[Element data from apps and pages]
========================================================================

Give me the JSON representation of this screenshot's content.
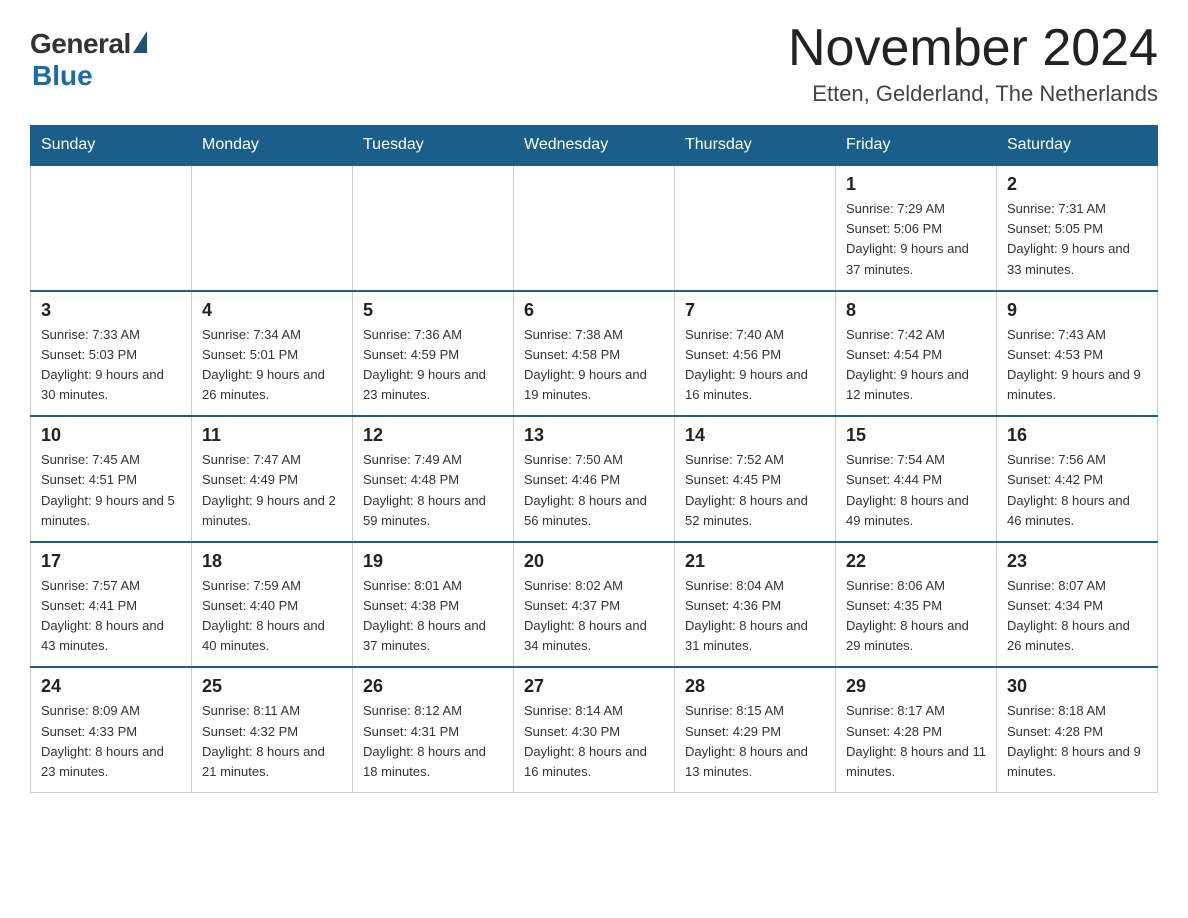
{
  "header": {
    "logo_general": "General",
    "logo_blue": "Blue",
    "month_title": "November 2024",
    "location": "Etten, Gelderland, The Netherlands"
  },
  "weekdays": [
    "Sunday",
    "Monday",
    "Tuesday",
    "Wednesday",
    "Thursday",
    "Friday",
    "Saturday"
  ],
  "weeks": [
    [
      {
        "day": "",
        "info": ""
      },
      {
        "day": "",
        "info": ""
      },
      {
        "day": "",
        "info": ""
      },
      {
        "day": "",
        "info": ""
      },
      {
        "day": "",
        "info": ""
      },
      {
        "day": "1",
        "info": "Sunrise: 7:29 AM\nSunset: 5:06 PM\nDaylight: 9 hours and 37 minutes."
      },
      {
        "day": "2",
        "info": "Sunrise: 7:31 AM\nSunset: 5:05 PM\nDaylight: 9 hours and 33 minutes."
      }
    ],
    [
      {
        "day": "3",
        "info": "Sunrise: 7:33 AM\nSunset: 5:03 PM\nDaylight: 9 hours and 30 minutes."
      },
      {
        "day": "4",
        "info": "Sunrise: 7:34 AM\nSunset: 5:01 PM\nDaylight: 9 hours and 26 minutes."
      },
      {
        "day": "5",
        "info": "Sunrise: 7:36 AM\nSunset: 4:59 PM\nDaylight: 9 hours and 23 minutes."
      },
      {
        "day": "6",
        "info": "Sunrise: 7:38 AM\nSunset: 4:58 PM\nDaylight: 9 hours and 19 minutes."
      },
      {
        "day": "7",
        "info": "Sunrise: 7:40 AM\nSunset: 4:56 PM\nDaylight: 9 hours and 16 minutes."
      },
      {
        "day": "8",
        "info": "Sunrise: 7:42 AM\nSunset: 4:54 PM\nDaylight: 9 hours and 12 minutes."
      },
      {
        "day": "9",
        "info": "Sunrise: 7:43 AM\nSunset: 4:53 PM\nDaylight: 9 hours and 9 minutes."
      }
    ],
    [
      {
        "day": "10",
        "info": "Sunrise: 7:45 AM\nSunset: 4:51 PM\nDaylight: 9 hours and 5 minutes."
      },
      {
        "day": "11",
        "info": "Sunrise: 7:47 AM\nSunset: 4:49 PM\nDaylight: 9 hours and 2 minutes."
      },
      {
        "day": "12",
        "info": "Sunrise: 7:49 AM\nSunset: 4:48 PM\nDaylight: 8 hours and 59 minutes."
      },
      {
        "day": "13",
        "info": "Sunrise: 7:50 AM\nSunset: 4:46 PM\nDaylight: 8 hours and 56 minutes."
      },
      {
        "day": "14",
        "info": "Sunrise: 7:52 AM\nSunset: 4:45 PM\nDaylight: 8 hours and 52 minutes."
      },
      {
        "day": "15",
        "info": "Sunrise: 7:54 AM\nSunset: 4:44 PM\nDaylight: 8 hours and 49 minutes."
      },
      {
        "day": "16",
        "info": "Sunrise: 7:56 AM\nSunset: 4:42 PM\nDaylight: 8 hours and 46 minutes."
      }
    ],
    [
      {
        "day": "17",
        "info": "Sunrise: 7:57 AM\nSunset: 4:41 PM\nDaylight: 8 hours and 43 minutes."
      },
      {
        "day": "18",
        "info": "Sunrise: 7:59 AM\nSunset: 4:40 PM\nDaylight: 8 hours and 40 minutes."
      },
      {
        "day": "19",
        "info": "Sunrise: 8:01 AM\nSunset: 4:38 PM\nDaylight: 8 hours and 37 minutes."
      },
      {
        "day": "20",
        "info": "Sunrise: 8:02 AM\nSunset: 4:37 PM\nDaylight: 8 hours and 34 minutes."
      },
      {
        "day": "21",
        "info": "Sunrise: 8:04 AM\nSunset: 4:36 PM\nDaylight: 8 hours and 31 minutes."
      },
      {
        "day": "22",
        "info": "Sunrise: 8:06 AM\nSunset: 4:35 PM\nDaylight: 8 hours and 29 minutes."
      },
      {
        "day": "23",
        "info": "Sunrise: 8:07 AM\nSunset: 4:34 PM\nDaylight: 8 hours and 26 minutes."
      }
    ],
    [
      {
        "day": "24",
        "info": "Sunrise: 8:09 AM\nSunset: 4:33 PM\nDaylight: 8 hours and 23 minutes."
      },
      {
        "day": "25",
        "info": "Sunrise: 8:11 AM\nSunset: 4:32 PM\nDaylight: 8 hours and 21 minutes."
      },
      {
        "day": "26",
        "info": "Sunrise: 8:12 AM\nSunset: 4:31 PM\nDaylight: 8 hours and 18 minutes."
      },
      {
        "day": "27",
        "info": "Sunrise: 8:14 AM\nSunset: 4:30 PM\nDaylight: 8 hours and 16 minutes."
      },
      {
        "day": "28",
        "info": "Sunrise: 8:15 AM\nSunset: 4:29 PM\nDaylight: 8 hours and 13 minutes."
      },
      {
        "day": "29",
        "info": "Sunrise: 8:17 AM\nSunset: 4:28 PM\nDaylight: 8 hours and 11 minutes."
      },
      {
        "day": "30",
        "info": "Sunrise: 8:18 AM\nSunset: 4:28 PM\nDaylight: 8 hours and 9 minutes."
      }
    ]
  ]
}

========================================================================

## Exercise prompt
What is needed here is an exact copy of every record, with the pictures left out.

## Completed task
Give me the JSON representation of this screenshot's content.
{
  "header": {
    "logo_general": "General",
    "logo_blue": "Blue",
    "month_title": "November 2024",
    "location": "Etten, Gelderland, The Netherlands"
  },
  "weekdays": [
    "Sunday",
    "Monday",
    "Tuesday",
    "Wednesday",
    "Thursday",
    "Friday",
    "Saturday"
  ],
  "weeks": [
    [
      {
        "day": "",
        "info": ""
      },
      {
        "day": "",
        "info": ""
      },
      {
        "day": "",
        "info": ""
      },
      {
        "day": "",
        "info": ""
      },
      {
        "day": "",
        "info": ""
      },
      {
        "day": "1",
        "info": "Sunrise: 7:29 AM\nSunset: 5:06 PM\nDaylight: 9 hours and 37 minutes."
      },
      {
        "day": "2",
        "info": "Sunrise: 7:31 AM\nSunset: 5:05 PM\nDaylight: 9 hours and 33 minutes."
      }
    ],
    [
      {
        "day": "3",
        "info": "Sunrise: 7:33 AM\nSunset: 5:03 PM\nDaylight: 9 hours and 30 minutes."
      },
      {
        "day": "4",
        "info": "Sunrise: 7:34 AM\nSunset: 5:01 PM\nDaylight: 9 hours and 26 minutes."
      },
      {
        "day": "5",
        "info": "Sunrise: 7:36 AM\nSunset: 4:59 PM\nDaylight: 9 hours and 23 minutes."
      },
      {
        "day": "6",
        "info": "Sunrise: 7:38 AM\nSunset: 4:58 PM\nDaylight: 9 hours and 19 minutes."
      },
      {
        "day": "7",
        "info": "Sunrise: 7:40 AM\nSunset: 4:56 PM\nDaylight: 9 hours and 16 minutes."
      },
      {
        "day": "8",
        "info": "Sunrise: 7:42 AM\nSunset: 4:54 PM\nDaylight: 9 hours and 12 minutes."
      },
      {
        "day": "9",
        "info": "Sunrise: 7:43 AM\nSunset: 4:53 PM\nDaylight: 9 hours and 9 minutes."
      }
    ],
    [
      {
        "day": "10",
        "info": "Sunrise: 7:45 AM\nSunset: 4:51 PM\nDaylight: 9 hours and 5 minutes."
      },
      {
        "day": "11",
        "info": "Sunrise: 7:47 AM\nSunset: 4:49 PM\nDaylight: 9 hours and 2 minutes."
      },
      {
        "day": "12",
        "info": "Sunrise: 7:49 AM\nSunset: 4:48 PM\nDaylight: 8 hours and 59 minutes."
      },
      {
        "day": "13",
        "info": "Sunrise: 7:50 AM\nSunset: 4:46 PM\nDaylight: 8 hours and 56 minutes."
      },
      {
        "day": "14",
        "info": "Sunrise: 7:52 AM\nSunset: 4:45 PM\nDaylight: 8 hours and 52 minutes."
      },
      {
        "day": "15",
        "info": "Sunrise: 7:54 AM\nSunset: 4:44 PM\nDaylight: 8 hours and 49 minutes."
      },
      {
        "day": "16",
        "info": "Sunrise: 7:56 AM\nSunset: 4:42 PM\nDaylight: 8 hours and 46 minutes."
      }
    ],
    [
      {
        "day": "17",
        "info": "Sunrise: 7:57 AM\nSunset: 4:41 PM\nDaylight: 8 hours and 43 minutes."
      },
      {
        "day": "18",
        "info": "Sunrise: 7:59 AM\nSunset: 4:40 PM\nDaylight: 8 hours and 40 minutes."
      },
      {
        "day": "19",
        "info": "Sunrise: 8:01 AM\nSunset: 4:38 PM\nDaylight: 8 hours and 37 minutes."
      },
      {
        "day": "20",
        "info": "Sunrise: 8:02 AM\nSunset: 4:37 PM\nDaylight: 8 hours and 34 minutes."
      },
      {
        "day": "21",
        "info": "Sunrise: 8:04 AM\nSunset: 4:36 PM\nDaylight: 8 hours and 31 minutes."
      },
      {
        "day": "22",
        "info": "Sunrise: 8:06 AM\nSunset: 4:35 PM\nDaylight: 8 hours and 29 minutes."
      },
      {
        "day": "23",
        "info": "Sunrise: 8:07 AM\nSunset: 4:34 PM\nDaylight: 8 hours and 26 minutes."
      }
    ],
    [
      {
        "day": "24",
        "info": "Sunrise: 8:09 AM\nSunset: 4:33 PM\nDaylight: 8 hours and 23 minutes."
      },
      {
        "day": "25",
        "info": "Sunrise: 8:11 AM\nSunset: 4:32 PM\nDaylight: 8 hours and 21 minutes."
      },
      {
        "day": "26",
        "info": "Sunrise: 8:12 AM\nSunset: 4:31 PM\nDaylight: 8 hours and 18 minutes."
      },
      {
        "day": "27",
        "info": "Sunrise: 8:14 AM\nSunset: 4:30 PM\nDaylight: 8 hours and 16 minutes."
      },
      {
        "day": "28",
        "info": "Sunrise: 8:15 AM\nSunset: 4:29 PM\nDaylight: 8 hours and 13 minutes."
      },
      {
        "day": "29",
        "info": "Sunrise: 8:17 AM\nSunset: 4:28 PM\nDaylight: 8 hours and 11 minutes."
      },
      {
        "day": "30",
        "info": "Sunrise: 8:18 AM\nSunset: 4:28 PM\nDaylight: 8 hours and 9 minutes."
      }
    ]
  ]
}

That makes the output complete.